Tim Gill, author of "Urban Playground: How Child-Friendly Planning and Design Can Save Cities" and longtime champion of more freedom for kids, said the study shows "that British children have been subject to a gradual, creeping lockdown over at least a generation." He added, "Thanks to the pandemic, we all know what lockdown feels like."
So, why are we doing this to our kids?
The reasons are the usual adult fears of crime and traffic, dovetailing with the fact that electronic entertainment keeps many kids from longing for the outdoors (or knowing it exists).
Of course, our desire to keep kids safe makes sense. What is hard to keep in mind when worrying about the dangers of letting them leave the house is that there are dangers to not letting them leave the house. Gill lists them: "Boredom, isolation, inactivity and poorer mental and physical health. The consequences for their development and well-being should not be underestimated."
In fact, the consequences are pretty clear. After all, the book, "Your Six-Year-Old: Loving and Defiant," was a standard-issue child development book for parents, published in 1979. Over the course of just 40 years, it has become an amazing artifact, a Rosetta stone from the misty past, back when, according to the book's checklist, your average 6-year-old entering first grade should have been able to knock off simple milestones:
— Does your child have two to five permanent or second teeth?
— Can your child ride a small two-wheeled bicycle without helper wheels?
— Can your child tell left hand from right?
— Can your child travel alone in the neighborhood (four to eight blocks) to the store, school, a playground or a friend's home?

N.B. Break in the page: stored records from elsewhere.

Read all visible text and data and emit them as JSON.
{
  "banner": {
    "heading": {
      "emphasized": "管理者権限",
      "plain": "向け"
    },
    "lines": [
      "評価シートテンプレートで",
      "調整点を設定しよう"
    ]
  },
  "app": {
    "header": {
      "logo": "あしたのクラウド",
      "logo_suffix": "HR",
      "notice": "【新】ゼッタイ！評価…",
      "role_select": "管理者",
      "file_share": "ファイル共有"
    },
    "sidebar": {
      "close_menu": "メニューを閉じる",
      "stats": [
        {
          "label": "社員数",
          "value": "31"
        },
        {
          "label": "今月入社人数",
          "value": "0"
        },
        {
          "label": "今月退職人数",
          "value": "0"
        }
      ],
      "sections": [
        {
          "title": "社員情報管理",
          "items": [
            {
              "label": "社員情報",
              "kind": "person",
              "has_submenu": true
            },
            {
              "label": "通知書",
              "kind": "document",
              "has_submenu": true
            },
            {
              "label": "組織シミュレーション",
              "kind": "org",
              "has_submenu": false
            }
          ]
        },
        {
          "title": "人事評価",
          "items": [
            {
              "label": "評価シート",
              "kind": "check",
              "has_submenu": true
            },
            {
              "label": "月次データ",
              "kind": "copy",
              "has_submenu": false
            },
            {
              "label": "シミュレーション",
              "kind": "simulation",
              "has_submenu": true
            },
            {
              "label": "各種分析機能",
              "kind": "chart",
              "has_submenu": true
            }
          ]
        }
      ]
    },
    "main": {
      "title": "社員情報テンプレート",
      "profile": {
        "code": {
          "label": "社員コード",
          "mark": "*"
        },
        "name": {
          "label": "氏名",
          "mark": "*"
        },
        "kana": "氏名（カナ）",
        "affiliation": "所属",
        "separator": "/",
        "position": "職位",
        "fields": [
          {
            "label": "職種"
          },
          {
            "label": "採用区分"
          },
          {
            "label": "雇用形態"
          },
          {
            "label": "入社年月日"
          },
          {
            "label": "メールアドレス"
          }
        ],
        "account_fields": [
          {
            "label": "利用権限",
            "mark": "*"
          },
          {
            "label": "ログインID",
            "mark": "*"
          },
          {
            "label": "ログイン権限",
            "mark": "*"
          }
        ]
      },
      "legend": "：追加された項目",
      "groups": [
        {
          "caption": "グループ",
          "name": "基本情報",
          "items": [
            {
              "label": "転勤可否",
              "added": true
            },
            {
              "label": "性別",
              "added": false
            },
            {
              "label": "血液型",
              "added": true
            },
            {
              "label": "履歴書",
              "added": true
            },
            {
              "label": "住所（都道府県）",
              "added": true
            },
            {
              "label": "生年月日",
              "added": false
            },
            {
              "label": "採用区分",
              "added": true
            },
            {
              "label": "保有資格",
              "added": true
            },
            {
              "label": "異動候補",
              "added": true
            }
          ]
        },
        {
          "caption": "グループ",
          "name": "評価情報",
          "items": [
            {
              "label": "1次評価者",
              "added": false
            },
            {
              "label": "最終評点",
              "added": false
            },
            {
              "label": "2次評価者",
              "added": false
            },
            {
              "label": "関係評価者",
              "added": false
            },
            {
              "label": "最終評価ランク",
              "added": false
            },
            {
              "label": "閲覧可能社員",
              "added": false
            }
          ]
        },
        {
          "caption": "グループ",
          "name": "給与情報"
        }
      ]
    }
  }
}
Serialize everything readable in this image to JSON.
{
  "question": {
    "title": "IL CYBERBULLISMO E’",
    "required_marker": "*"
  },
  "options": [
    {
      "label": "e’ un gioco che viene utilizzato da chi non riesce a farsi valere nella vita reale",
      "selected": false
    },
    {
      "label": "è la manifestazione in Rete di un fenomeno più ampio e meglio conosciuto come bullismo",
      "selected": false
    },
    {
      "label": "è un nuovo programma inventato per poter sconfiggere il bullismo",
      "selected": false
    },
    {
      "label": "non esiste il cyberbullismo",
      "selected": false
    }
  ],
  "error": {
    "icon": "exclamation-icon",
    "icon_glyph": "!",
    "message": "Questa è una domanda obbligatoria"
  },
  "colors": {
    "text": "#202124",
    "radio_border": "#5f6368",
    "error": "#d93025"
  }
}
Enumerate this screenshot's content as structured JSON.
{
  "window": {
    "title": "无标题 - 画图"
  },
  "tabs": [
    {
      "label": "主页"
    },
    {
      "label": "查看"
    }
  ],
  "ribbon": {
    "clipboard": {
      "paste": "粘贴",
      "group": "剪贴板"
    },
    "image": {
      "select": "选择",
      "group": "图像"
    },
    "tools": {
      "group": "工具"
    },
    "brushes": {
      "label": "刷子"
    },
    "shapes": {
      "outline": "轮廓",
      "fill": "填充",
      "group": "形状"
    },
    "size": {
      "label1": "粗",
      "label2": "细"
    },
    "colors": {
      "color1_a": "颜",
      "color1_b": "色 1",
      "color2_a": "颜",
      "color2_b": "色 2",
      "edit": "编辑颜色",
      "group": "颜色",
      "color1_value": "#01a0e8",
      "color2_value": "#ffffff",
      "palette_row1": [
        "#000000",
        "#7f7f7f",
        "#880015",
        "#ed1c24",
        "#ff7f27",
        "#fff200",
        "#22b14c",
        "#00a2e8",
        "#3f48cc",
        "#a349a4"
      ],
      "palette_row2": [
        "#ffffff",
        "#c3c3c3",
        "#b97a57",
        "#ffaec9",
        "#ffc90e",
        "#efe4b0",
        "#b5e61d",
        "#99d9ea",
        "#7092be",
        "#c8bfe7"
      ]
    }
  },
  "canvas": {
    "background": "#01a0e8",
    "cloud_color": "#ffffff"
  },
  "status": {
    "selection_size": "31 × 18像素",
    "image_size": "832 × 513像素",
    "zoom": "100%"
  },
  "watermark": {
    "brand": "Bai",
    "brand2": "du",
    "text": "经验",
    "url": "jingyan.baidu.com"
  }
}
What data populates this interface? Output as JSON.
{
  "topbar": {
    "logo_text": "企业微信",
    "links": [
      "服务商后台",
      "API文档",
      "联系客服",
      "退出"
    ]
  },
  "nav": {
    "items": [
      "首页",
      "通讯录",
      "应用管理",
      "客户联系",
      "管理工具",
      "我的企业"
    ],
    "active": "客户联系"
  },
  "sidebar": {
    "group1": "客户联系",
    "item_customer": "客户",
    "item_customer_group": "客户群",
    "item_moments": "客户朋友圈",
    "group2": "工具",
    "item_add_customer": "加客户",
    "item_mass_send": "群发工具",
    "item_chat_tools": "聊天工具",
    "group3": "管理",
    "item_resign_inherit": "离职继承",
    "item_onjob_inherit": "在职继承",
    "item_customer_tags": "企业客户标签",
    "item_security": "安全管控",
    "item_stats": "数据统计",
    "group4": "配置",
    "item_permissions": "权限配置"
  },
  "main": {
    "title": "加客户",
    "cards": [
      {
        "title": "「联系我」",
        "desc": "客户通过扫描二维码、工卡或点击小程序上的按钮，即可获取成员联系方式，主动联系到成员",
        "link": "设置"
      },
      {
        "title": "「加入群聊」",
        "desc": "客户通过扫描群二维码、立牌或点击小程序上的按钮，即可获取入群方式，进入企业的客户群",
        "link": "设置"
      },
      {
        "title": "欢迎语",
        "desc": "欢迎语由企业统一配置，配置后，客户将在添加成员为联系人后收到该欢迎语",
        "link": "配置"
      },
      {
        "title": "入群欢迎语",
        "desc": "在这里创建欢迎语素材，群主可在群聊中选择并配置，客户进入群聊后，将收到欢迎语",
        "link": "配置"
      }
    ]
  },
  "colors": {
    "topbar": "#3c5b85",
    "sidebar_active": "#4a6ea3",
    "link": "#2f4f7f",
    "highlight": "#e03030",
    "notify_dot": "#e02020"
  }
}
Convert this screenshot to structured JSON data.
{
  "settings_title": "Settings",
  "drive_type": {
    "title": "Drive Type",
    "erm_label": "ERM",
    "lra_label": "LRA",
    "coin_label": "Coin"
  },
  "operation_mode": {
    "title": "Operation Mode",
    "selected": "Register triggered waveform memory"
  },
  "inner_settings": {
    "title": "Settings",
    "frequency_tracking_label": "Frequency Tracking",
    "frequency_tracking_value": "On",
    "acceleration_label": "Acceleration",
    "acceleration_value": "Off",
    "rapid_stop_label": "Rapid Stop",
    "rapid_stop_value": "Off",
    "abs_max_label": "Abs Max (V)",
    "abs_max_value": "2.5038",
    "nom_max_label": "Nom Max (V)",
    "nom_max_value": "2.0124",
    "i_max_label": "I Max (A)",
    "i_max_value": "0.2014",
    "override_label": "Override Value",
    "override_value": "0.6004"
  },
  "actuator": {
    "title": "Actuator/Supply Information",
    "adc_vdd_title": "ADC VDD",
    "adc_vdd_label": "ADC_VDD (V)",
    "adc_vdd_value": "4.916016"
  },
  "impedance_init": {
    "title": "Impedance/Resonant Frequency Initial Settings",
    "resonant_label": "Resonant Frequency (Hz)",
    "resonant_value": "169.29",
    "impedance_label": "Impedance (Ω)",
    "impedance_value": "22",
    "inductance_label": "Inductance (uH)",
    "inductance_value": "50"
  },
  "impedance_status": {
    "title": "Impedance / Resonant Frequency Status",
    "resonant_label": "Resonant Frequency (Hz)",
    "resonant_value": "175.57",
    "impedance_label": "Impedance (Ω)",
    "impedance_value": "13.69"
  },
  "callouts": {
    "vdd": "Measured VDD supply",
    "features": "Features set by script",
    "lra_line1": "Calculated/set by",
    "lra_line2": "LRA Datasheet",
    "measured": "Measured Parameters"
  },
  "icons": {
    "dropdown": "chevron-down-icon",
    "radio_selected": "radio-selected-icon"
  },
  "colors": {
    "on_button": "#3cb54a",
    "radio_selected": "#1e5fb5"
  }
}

Keeping kids under adult supervision until they are almost TWICE that age — 11 instead of 6 — is a shocking development. Imagine if we kept kids in diapers till age 8 or didn't let them start driving till age 30 (which is secretly something I'd love, but I realize that is wildly off-point). It's dizzying to think of how quickly we have come to see kids as helpless instead of spunky.
If the crime rate had soared in the interceding decades, extra caution might make sense. But here in America, where, like Britain, we are also keeping kids under very close tabs for more and more years, the crime rate is back to what it was in the '60s and '70s. Crime was on the increase till the early '90s, but then it started heading back down — way down.
So, parents who were playing outside in the '80s or '90s were allowed out when the crime rate was HIGHER than it is today. (People sometimes say: "Aha! Maybe crime is down because we constantly supervise kids now!" But crime is down against adults, too, and we aren't "helicoptering" them.)
The University of Reading's Helen Dodd, who led the study, says, "We can clearly see that there is a trend to be protective and to provide less freedom for our children now than in previous generations."
Unfortunately, the older kids are before they get moving, exploring and playing on their own, the less chance they get to develop "their ability to assess and manage risk independently," Dodd says.
Our own risk calculations are pretty off when we think we are keeping kids safer by stunting their physical and psychological growth by treating them like babies for 11 long, stifling years.